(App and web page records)

*** Begin section ***

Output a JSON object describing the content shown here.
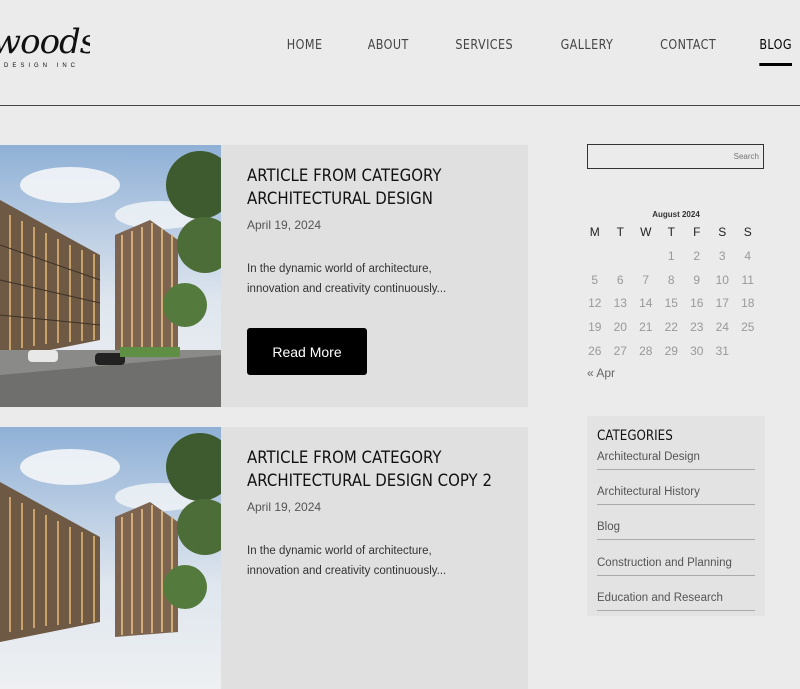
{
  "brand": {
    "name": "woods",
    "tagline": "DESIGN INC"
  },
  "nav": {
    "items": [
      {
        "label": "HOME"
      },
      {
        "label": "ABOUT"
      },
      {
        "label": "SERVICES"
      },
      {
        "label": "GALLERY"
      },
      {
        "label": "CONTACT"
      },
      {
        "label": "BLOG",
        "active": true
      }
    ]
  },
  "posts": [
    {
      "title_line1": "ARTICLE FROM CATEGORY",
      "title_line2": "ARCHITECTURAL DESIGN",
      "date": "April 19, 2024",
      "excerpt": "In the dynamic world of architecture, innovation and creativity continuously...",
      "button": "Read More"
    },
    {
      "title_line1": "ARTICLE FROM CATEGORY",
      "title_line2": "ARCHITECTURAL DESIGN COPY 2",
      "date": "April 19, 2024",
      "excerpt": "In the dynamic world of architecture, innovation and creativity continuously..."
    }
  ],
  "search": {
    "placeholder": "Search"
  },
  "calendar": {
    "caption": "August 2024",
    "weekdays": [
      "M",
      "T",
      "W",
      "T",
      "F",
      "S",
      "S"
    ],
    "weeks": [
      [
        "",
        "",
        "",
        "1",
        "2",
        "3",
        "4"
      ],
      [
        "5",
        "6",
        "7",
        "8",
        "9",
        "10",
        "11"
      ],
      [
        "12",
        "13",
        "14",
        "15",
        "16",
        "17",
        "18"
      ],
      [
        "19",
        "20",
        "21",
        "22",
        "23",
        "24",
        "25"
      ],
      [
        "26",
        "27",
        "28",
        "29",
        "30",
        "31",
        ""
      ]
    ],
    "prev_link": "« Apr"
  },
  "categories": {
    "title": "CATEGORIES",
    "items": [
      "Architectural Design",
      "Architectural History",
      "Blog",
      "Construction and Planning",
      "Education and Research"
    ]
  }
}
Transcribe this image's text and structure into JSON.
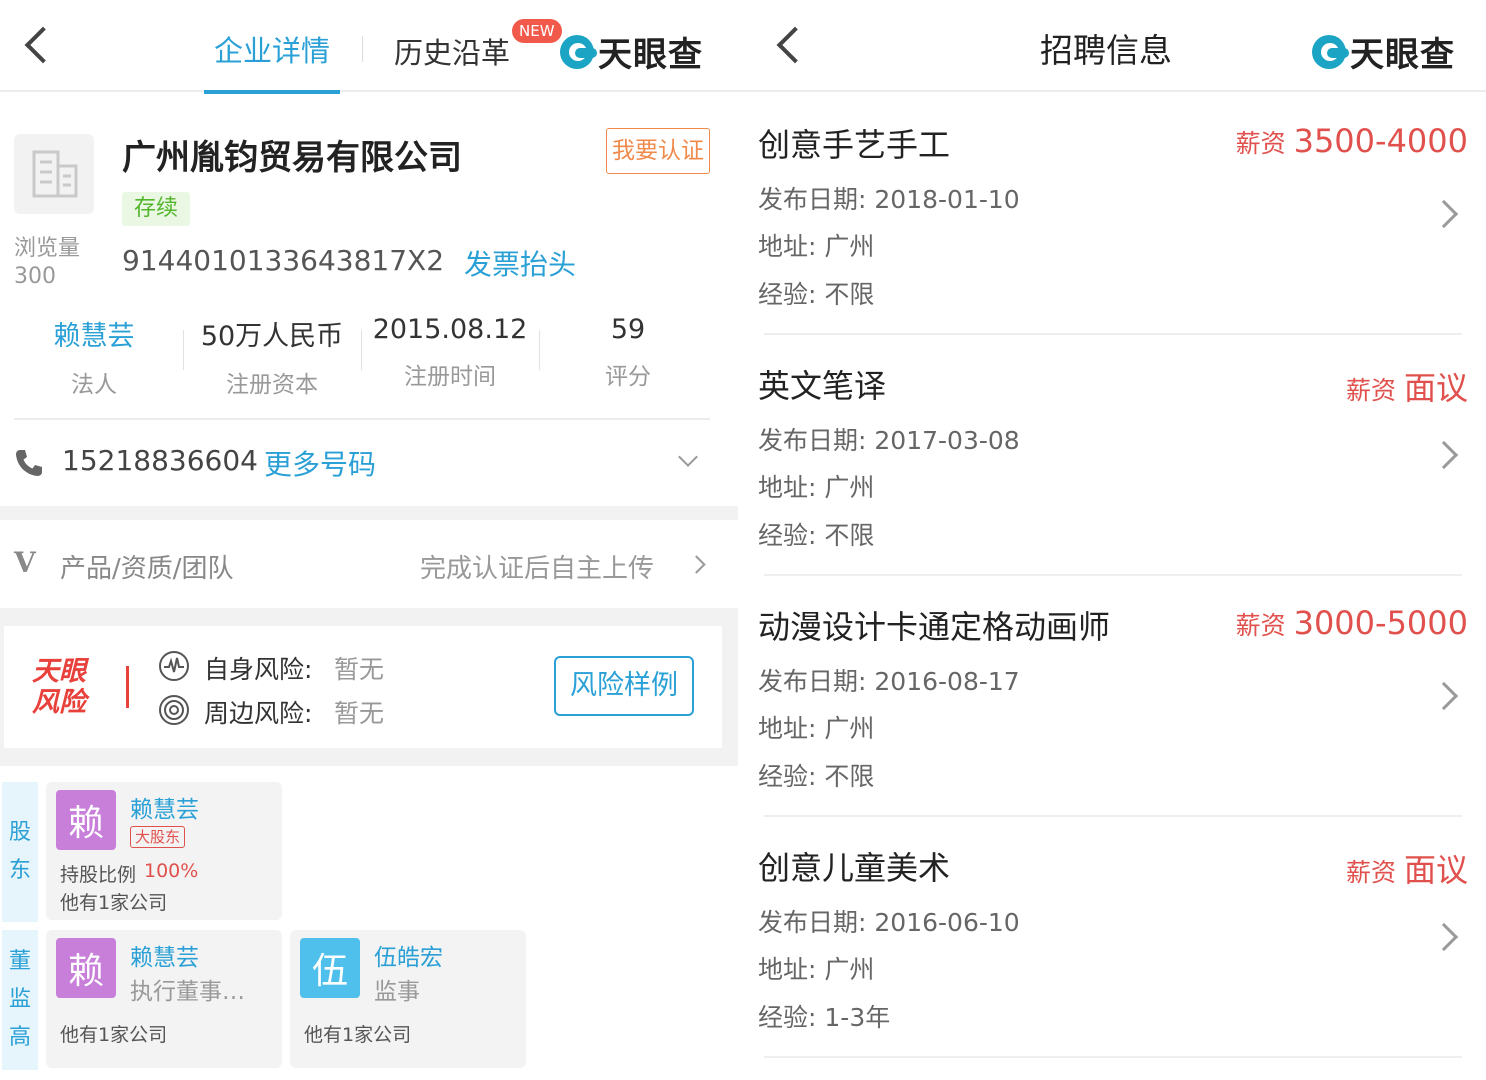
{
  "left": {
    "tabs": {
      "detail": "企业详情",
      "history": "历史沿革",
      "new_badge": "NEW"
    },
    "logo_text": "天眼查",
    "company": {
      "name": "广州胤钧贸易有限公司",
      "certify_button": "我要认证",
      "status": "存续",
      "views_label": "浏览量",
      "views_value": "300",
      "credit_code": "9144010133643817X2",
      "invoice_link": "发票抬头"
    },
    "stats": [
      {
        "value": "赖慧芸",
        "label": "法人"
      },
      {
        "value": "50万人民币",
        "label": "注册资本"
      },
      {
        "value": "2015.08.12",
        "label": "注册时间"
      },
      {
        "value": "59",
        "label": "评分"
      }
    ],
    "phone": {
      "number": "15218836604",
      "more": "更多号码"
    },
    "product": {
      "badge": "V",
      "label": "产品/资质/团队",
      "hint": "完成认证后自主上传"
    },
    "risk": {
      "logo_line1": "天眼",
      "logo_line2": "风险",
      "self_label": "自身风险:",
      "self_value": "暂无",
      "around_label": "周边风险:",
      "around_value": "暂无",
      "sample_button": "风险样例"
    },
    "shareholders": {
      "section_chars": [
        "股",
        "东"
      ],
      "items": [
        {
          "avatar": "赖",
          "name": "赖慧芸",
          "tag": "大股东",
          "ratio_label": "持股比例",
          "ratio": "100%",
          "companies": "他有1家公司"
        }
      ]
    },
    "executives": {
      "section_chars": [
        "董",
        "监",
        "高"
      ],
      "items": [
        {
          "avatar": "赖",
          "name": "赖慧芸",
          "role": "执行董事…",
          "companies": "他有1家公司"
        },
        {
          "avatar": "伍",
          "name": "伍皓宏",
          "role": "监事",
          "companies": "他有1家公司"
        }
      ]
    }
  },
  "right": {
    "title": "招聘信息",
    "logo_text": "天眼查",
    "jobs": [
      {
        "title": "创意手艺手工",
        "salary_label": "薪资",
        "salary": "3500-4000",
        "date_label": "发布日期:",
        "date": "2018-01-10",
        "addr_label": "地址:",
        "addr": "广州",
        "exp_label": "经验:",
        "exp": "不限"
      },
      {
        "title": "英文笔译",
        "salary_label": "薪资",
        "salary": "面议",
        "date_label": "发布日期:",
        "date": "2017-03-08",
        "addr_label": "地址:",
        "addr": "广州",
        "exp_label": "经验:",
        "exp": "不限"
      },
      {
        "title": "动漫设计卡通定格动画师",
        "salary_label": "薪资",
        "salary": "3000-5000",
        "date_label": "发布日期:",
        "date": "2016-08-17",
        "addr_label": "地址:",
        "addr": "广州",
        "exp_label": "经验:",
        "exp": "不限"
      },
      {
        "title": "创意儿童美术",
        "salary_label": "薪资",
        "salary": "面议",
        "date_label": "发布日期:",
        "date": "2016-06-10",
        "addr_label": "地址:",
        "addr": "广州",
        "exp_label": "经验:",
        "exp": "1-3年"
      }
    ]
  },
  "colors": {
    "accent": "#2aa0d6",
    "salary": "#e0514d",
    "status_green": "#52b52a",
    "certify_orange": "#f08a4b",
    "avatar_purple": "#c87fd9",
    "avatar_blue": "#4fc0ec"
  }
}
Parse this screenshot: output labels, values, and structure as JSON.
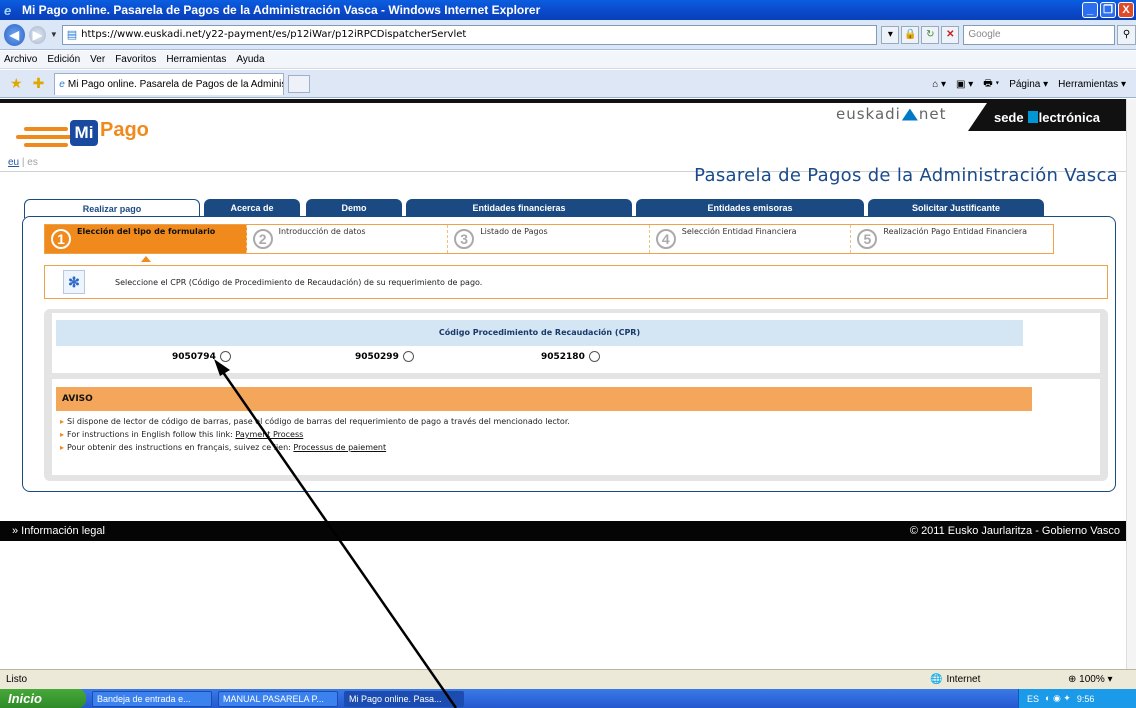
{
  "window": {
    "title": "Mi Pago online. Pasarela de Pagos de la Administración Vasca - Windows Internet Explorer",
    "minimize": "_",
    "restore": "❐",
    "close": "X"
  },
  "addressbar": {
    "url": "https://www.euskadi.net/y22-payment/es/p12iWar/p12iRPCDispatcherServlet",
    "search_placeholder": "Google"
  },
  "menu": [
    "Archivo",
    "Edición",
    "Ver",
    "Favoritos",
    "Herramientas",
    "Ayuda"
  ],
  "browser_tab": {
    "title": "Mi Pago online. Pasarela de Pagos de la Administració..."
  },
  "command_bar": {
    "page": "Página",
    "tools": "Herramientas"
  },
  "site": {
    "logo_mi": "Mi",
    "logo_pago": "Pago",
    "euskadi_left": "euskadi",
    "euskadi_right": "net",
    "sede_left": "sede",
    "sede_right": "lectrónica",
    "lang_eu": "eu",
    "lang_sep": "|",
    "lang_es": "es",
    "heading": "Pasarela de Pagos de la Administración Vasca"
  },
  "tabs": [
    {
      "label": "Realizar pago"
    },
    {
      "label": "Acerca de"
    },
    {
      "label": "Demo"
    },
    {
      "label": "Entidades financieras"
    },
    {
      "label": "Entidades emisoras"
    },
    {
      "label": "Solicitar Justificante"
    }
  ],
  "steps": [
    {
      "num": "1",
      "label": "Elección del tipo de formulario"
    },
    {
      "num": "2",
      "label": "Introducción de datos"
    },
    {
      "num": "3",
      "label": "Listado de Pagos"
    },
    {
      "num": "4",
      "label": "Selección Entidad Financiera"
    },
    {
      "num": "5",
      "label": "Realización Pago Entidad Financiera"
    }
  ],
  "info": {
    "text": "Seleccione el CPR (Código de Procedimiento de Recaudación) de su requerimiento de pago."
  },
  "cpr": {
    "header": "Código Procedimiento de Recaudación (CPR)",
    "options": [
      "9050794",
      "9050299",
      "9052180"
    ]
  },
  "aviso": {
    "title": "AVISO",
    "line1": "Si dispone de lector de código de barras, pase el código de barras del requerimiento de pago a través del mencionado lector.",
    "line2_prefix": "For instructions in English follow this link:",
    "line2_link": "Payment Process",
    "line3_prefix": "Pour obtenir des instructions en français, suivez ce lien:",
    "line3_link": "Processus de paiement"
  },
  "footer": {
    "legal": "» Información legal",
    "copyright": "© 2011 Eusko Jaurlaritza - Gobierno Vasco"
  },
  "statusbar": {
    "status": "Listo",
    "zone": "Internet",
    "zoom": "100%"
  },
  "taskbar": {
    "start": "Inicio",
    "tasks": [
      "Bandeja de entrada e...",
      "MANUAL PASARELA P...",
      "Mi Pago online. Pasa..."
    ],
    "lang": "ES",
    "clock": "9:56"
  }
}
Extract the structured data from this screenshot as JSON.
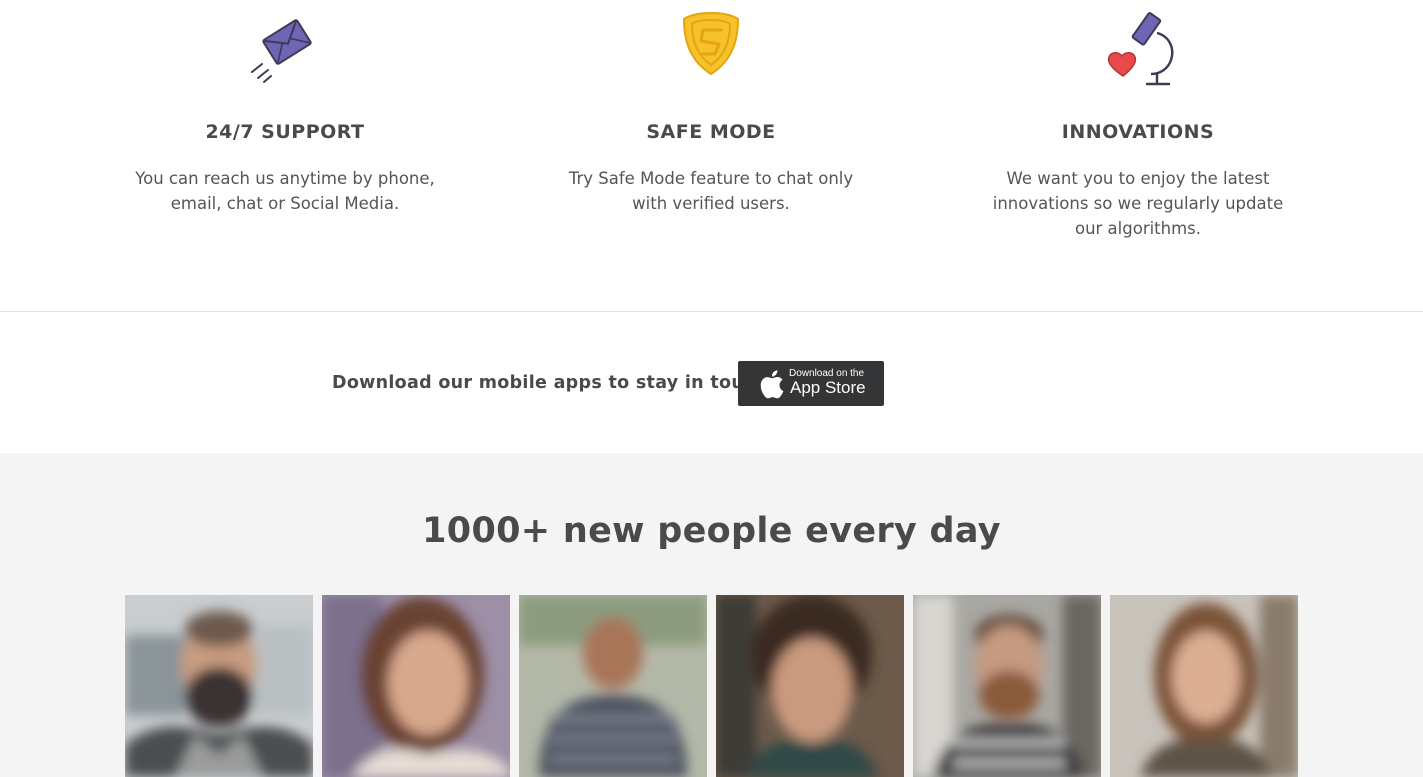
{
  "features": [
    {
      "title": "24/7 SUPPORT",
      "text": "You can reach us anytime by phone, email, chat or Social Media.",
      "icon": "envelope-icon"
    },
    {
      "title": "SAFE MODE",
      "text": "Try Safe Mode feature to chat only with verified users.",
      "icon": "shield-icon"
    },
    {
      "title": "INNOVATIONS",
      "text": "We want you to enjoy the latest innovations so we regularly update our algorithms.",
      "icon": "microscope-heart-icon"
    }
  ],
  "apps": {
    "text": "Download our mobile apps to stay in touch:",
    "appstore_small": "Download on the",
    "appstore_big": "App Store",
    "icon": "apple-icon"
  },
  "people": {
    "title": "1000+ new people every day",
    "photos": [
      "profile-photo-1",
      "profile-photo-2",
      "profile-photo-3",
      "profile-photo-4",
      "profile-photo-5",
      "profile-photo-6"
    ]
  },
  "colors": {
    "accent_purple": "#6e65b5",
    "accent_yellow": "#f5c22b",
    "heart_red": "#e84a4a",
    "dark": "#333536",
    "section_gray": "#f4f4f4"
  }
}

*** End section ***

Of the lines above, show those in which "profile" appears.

      "profile-photo-1",
      "profile-photo-2",
      "profile-photo-3",
      "profile-photo-4",
      "profile-photo-5",
      "profile-photo-6"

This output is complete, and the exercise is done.